> _What is expected_:
Down to the last line, retype the records below exactly and skip the pictures.
--- Input data Enclosed Below ---
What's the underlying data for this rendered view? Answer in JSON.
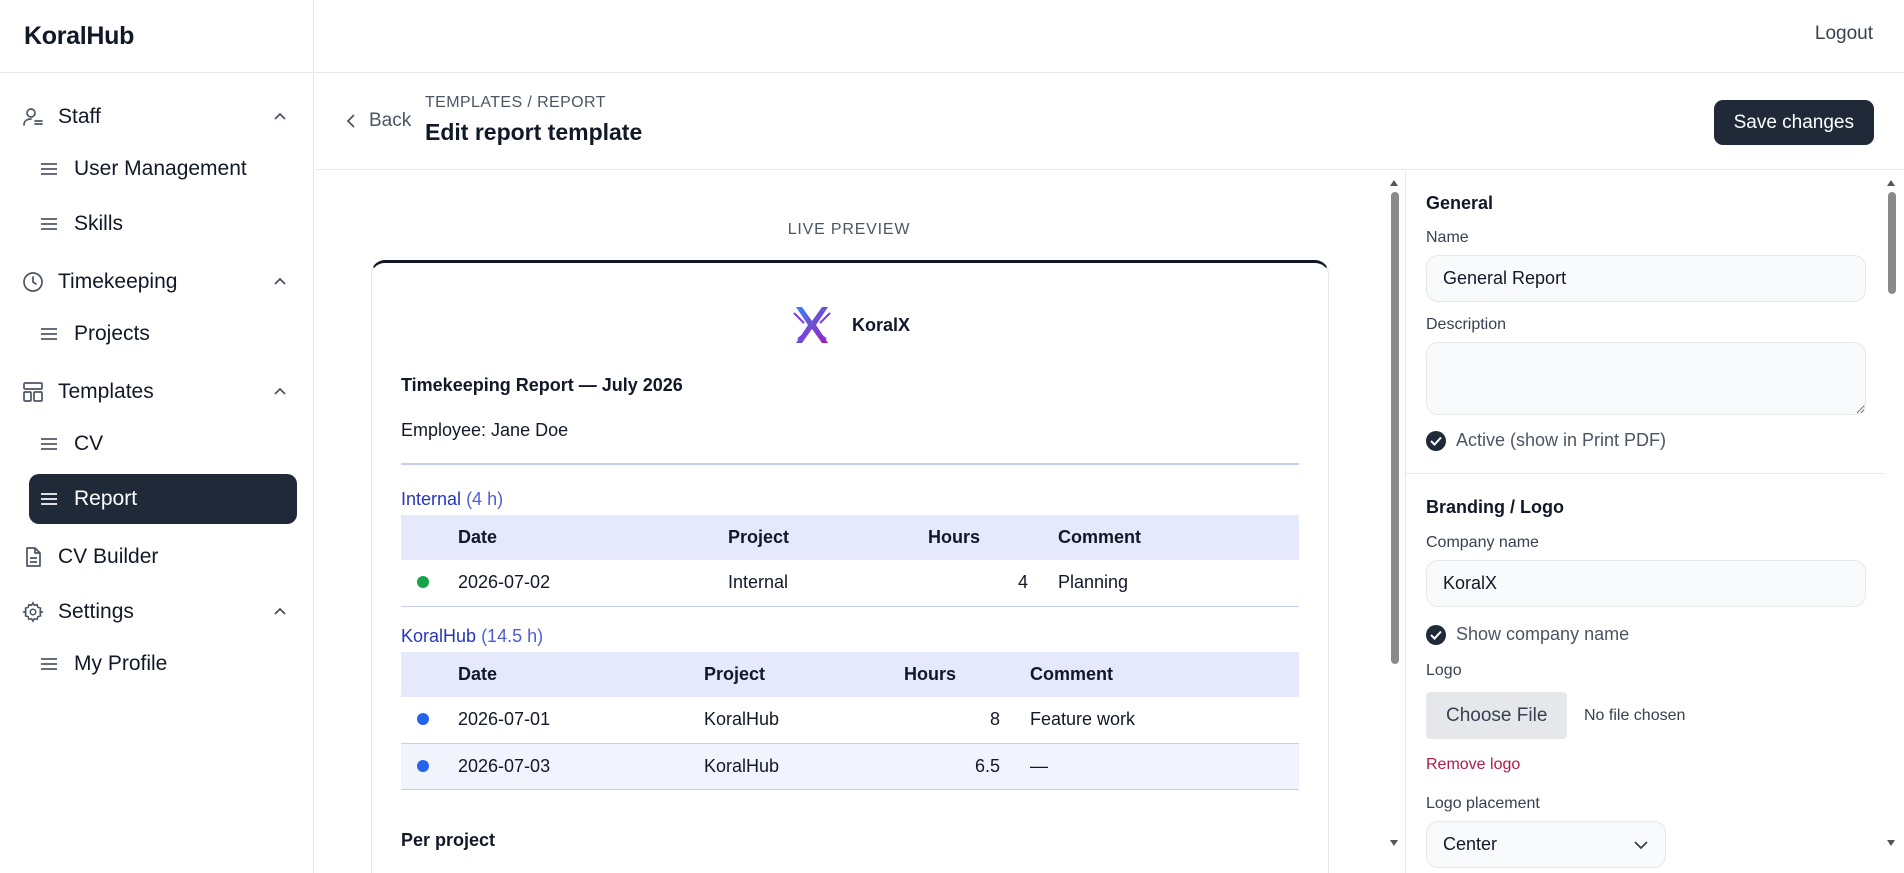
{
  "app": {
    "brand": "KoralHub",
    "logout_label": "Logout"
  },
  "sidebar": {
    "groups": [
      {
        "label": "Staff",
        "icon": "user-icon",
        "items": [
          "User Management",
          "Skills"
        ]
      },
      {
        "label": "Timekeeping",
        "icon": "clock-icon",
        "items": [
          "Projects"
        ]
      },
      {
        "label": "Templates",
        "icon": "layout-icon",
        "items": [
          "CV",
          "Report"
        ]
      },
      {
        "label": "CV Builder",
        "icon": "document-icon",
        "items": []
      },
      {
        "label": "Settings",
        "icon": "gear-icon",
        "items": [
          "My Profile"
        ]
      }
    ],
    "active_item": "Report"
  },
  "header": {
    "back_label": "Back",
    "breadcrumb": "TEMPLATES / REPORT",
    "title": "Edit report template",
    "save_label": "Save changes"
  },
  "preview": {
    "label": "LIVE PREVIEW",
    "company": "KoralX",
    "report_title": "Timekeeping Report — July 2026",
    "employee": "Employee: Jane Doe",
    "columns": [
      "Date",
      "Project",
      "Hours",
      "Comment"
    ],
    "sections": [
      {
        "name": "Internal",
        "hours": "(4 h)",
        "dot_color": "#16a34a",
        "rows": [
          {
            "date": "2026-07-02",
            "project": "Internal",
            "hours": "4",
            "comment": "Planning"
          }
        ]
      },
      {
        "name": "KoralHub",
        "hours": "(14.5 h)",
        "dot_color": "#2563eb",
        "rows": [
          {
            "date": "2026-07-01",
            "project": "KoralHub",
            "hours": "8",
            "comment": "Feature work"
          },
          {
            "date": "2026-07-03",
            "project": "KoralHub",
            "hours": "6.5",
            "comment": "—"
          }
        ]
      }
    ],
    "per_project_heading": "Per project"
  },
  "settings": {
    "general": {
      "title": "General",
      "name_label": "Name",
      "name_value": "General Report",
      "description_label": "Description",
      "description_value": "",
      "active_label": "Active (show in Print PDF)"
    },
    "branding": {
      "title": "Branding / Logo",
      "company_label": "Company name",
      "company_value": "KoralX",
      "show_company_label": "Show company name",
      "logo_label": "Logo",
      "choose_file_label": "Choose File",
      "no_file_label": "No file chosen",
      "remove_logo_label": "Remove logo",
      "placement_label": "Logo placement",
      "placement_value": "Center"
    }
  },
  "colors": {
    "primary_dark": "#1f2937",
    "section_blue": "#2536b8",
    "header_row": "#e5e9fb",
    "danger": "#b3194a"
  }
}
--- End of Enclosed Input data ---
> _Result_:
What's the underlying data for this rendered view? Answer in JSON.
{
  "app": {
    "brand": "KoralHub",
    "logout_label": "Logout"
  },
  "sidebar": {
    "groups": [
      {
        "label": "Staff",
        "icon": "user-icon",
        "items": [
          "User Management",
          "Skills"
        ]
      },
      {
        "label": "Timekeeping",
        "icon": "clock-icon",
        "items": [
          "Projects"
        ]
      },
      {
        "label": "Templates",
        "icon": "layout-icon",
        "items": [
          "CV",
          "Report"
        ]
      },
      {
        "label": "CV Builder",
        "icon": "document-icon",
        "items": []
      },
      {
        "label": "Settings",
        "icon": "gear-icon",
        "items": [
          "My Profile"
        ]
      }
    ],
    "active_item": "Report"
  },
  "header": {
    "back_label": "Back",
    "breadcrumb": "TEMPLATES / REPORT",
    "title": "Edit report template",
    "save_label": "Save changes"
  },
  "preview": {
    "label": "LIVE PREVIEW",
    "company": "KoralX",
    "report_title": "Timekeeping Report — July 2026",
    "employee": "Employee: Jane Doe",
    "columns": [
      "Date",
      "Project",
      "Hours",
      "Comment"
    ],
    "sections": [
      {
        "name": "Internal",
        "hours": "(4 h)",
        "dot_color": "#16a34a",
        "rows": [
          {
            "date": "2026-07-02",
            "project": "Internal",
            "hours": "4",
            "comment": "Planning"
          }
        ]
      },
      {
        "name": "KoralHub",
        "hours": "(14.5 h)",
        "dot_color": "#2563eb",
        "rows": [
          {
            "date": "2026-07-01",
            "project": "KoralHub",
            "hours": "8",
            "comment": "Feature work"
          },
          {
            "date": "2026-07-03",
            "project": "KoralHub",
            "hours": "6.5",
            "comment": "—"
          }
        ]
      }
    ],
    "per_project_heading": "Per project"
  },
  "settings": {
    "general": {
      "title": "General",
      "name_label": "Name",
      "name_value": "General Report",
      "description_label": "Description",
      "description_value": "",
      "active_label": "Active (show in Print PDF)"
    },
    "branding": {
      "title": "Branding / Logo",
      "company_label": "Company name",
      "company_value": "KoralX",
      "show_company_label": "Show company name",
      "logo_label": "Logo",
      "choose_file_label": "Choose File",
      "no_file_label": "No file chosen",
      "remove_logo_label": "Remove logo",
      "placement_label": "Logo placement",
      "placement_value": "Center"
    }
  },
  "colors": {
    "primary_dark": "#1f2937",
    "section_blue": "#2536b8",
    "header_row": "#e5e9fb",
    "danger": "#b3194a"
  }
}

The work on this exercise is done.